Ceviche or (seviche) is a dish made with raw seafood. The acid in the citrus “cooks” the seafood by denaturing its proteins, the same way that heat does. But many people shy away from the idea of eating raw seafood, so make one with cooked shrimp. And to keep super cool in the kitchen, make it with store bought cooked shrimp so you don’t have to even glance at the stove. There is no need to splurge on the expensive jumbo shrimp as cocktail size, the smallest (and cheapest) size is just as good, because you will be cutting them into smaller pieces. To keep this dish crisp and fresh yet highly marinated, I use raw corn and cucumber. I don’t use avocado or tomato as they will break down and become soft quickly. Serve this as a fancy appetizer salad in a martini glass, or with tortilla chips for a crowd on a hot summer’s day. A nice touch is with a splash of tequila. For lunch, serve it inside crunchy corn tortillas. Another added bonus is that it’s high in protein, low in carbs and calories – under 1 Weight Watchers “Smart Points” for 1 cup. It can be made three days ahead and kept chilled in the refrigerator.

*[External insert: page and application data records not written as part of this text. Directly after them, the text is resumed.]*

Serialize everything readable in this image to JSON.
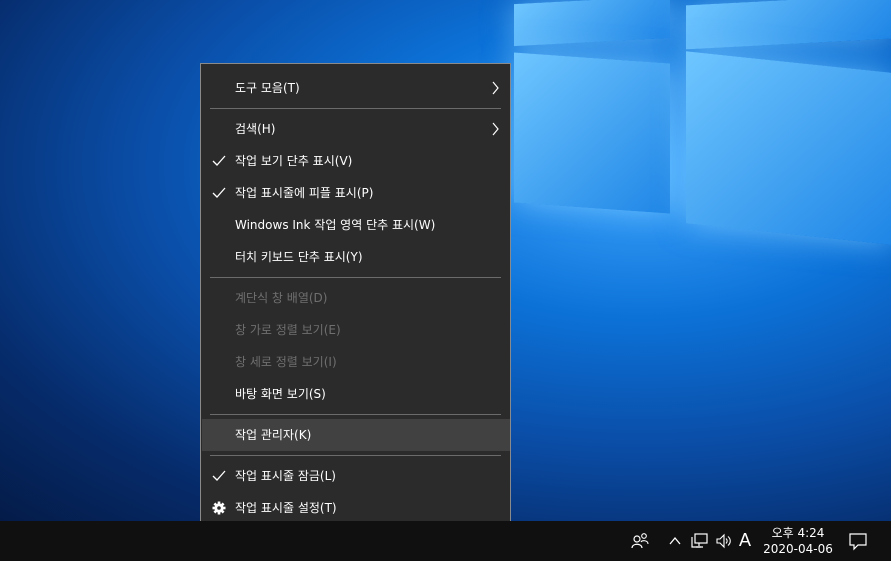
{
  "menu": {
    "items": [
      {
        "label": "도구 모음(T)",
        "checked": false,
        "submenu": true,
        "disabled": false
      },
      {
        "label": "검색(H)",
        "checked": false,
        "submenu": true,
        "disabled": false
      },
      {
        "label": "작업 보기 단추 표시(V)",
        "checked": true,
        "submenu": false,
        "disabled": false
      },
      {
        "label": "작업 표시줄에 피플 표시(P)",
        "checked": true,
        "submenu": false,
        "disabled": false
      },
      {
        "label": "Windows Ink 작업 영역 단추 표시(W)",
        "checked": false,
        "submenu": false,
        "disabled": false
      },
      {
        "label": "터치 키보드 단추 표시(Y)",
        "checked": false,
        "submenu": false,
        "disabled": false
      },
      {
        "label": "계단식 창 배열(D)",
        "checked": false,
        "submenu": false,
        "disabled": true
      },
      {
        "label": "창 가로 정렬 보기(E)",
        "checked": false,
        "submenu": false,
        "disabled": true
      },
      {
        "label": "창 세로 정렬 보기(I)",
        "checked": false,
        "submenu": false,
        "disabled": true
      },
      {
        "label": "바탕 화면 보기(S)",
        "checked": false,
        "submenu": false,
        "disabled": false
      },
      {
        "label": "작업 관리자(K)",
        "checked": false,
        "submenu": false,
        "disabled": false,
        "highlighted": true
      },
      {
        "label": "작업 표시줄 잠금(L)",
        "checked": true,
        "submenu": false,
        "disabled": false
      },
      {
        "label": "작업 표시줄 설정(T)",
        "checked": false,
        "submenu": false,
        "disabled": false,
        "icon": "gear-icon"
      }
    ]
  },
  "taskbar": {
    "people_icon": "people-icon",
    "tray_chevron_icon": "chevron-up-icon",
    "network_icon": "network-icon",
    "volume_icon": "volume-icon",
    "ime_label": "A",
    "clock_time": "오후 4:24",
    "clock_date": "2020-04-06",
    "notification_icon": "action-center-icon"
  },
  "colors": {
    "menu_bg": "#2b2b2b",
    "menu_hover": "#414141",
    "menu_text": "#ffffff",
    "menu_disabled": "#6f6f6f",
    "taskbar_bg": "#101010"
  }
}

Makes 4 cups of 8 1/2 cup appetizer servings or 8 large taco shell servings
- 1 lb. peeled cooked shrimp
- 1 cup fresh raw corn kernels (about 1 can)
- 2 cups 1/4 in. diced, peeled and seeded cucumber (about 1 large)

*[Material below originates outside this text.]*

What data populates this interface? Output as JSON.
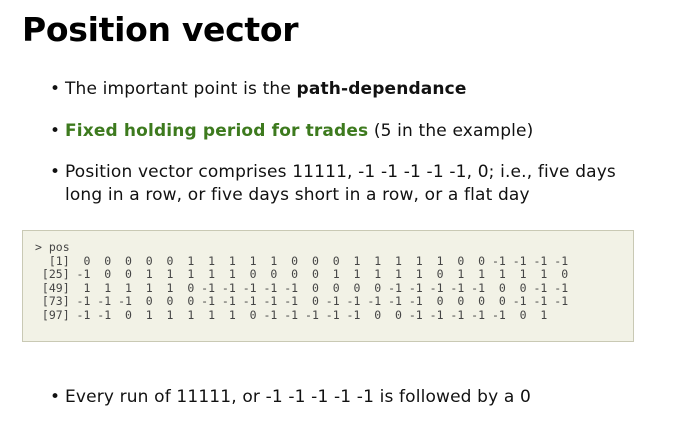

- 1/2 cup fresh lime juice
- 1/2 cup orange juice
- 1 1/2 – 2 tsp. kosher salt to taste
- 1/2 – 1 tsp habanero sauce to taste
- 1/3 cup 1/8 in. (very small) diced red onion
- 1/2 cup coarsely chopped cilantro
Dice the shrimp into 1/2 inch pieces. In a bowl, combine all the ingredients except the olive oil. Let marinate in the refrigerator for at least 2 hours, preferably overnight to intensify the flavors. Keep well chilled. Serve with the marinade in a glass or bowl, or drain well if serving in a taco shell.
Prudence Sloane is a well-known television and radio personality, culinary educator and food writer as well as the founder of Prudence Sloane’s Cooking School and Hartford City Food Tours. For more
information, visit prudencesloane.com.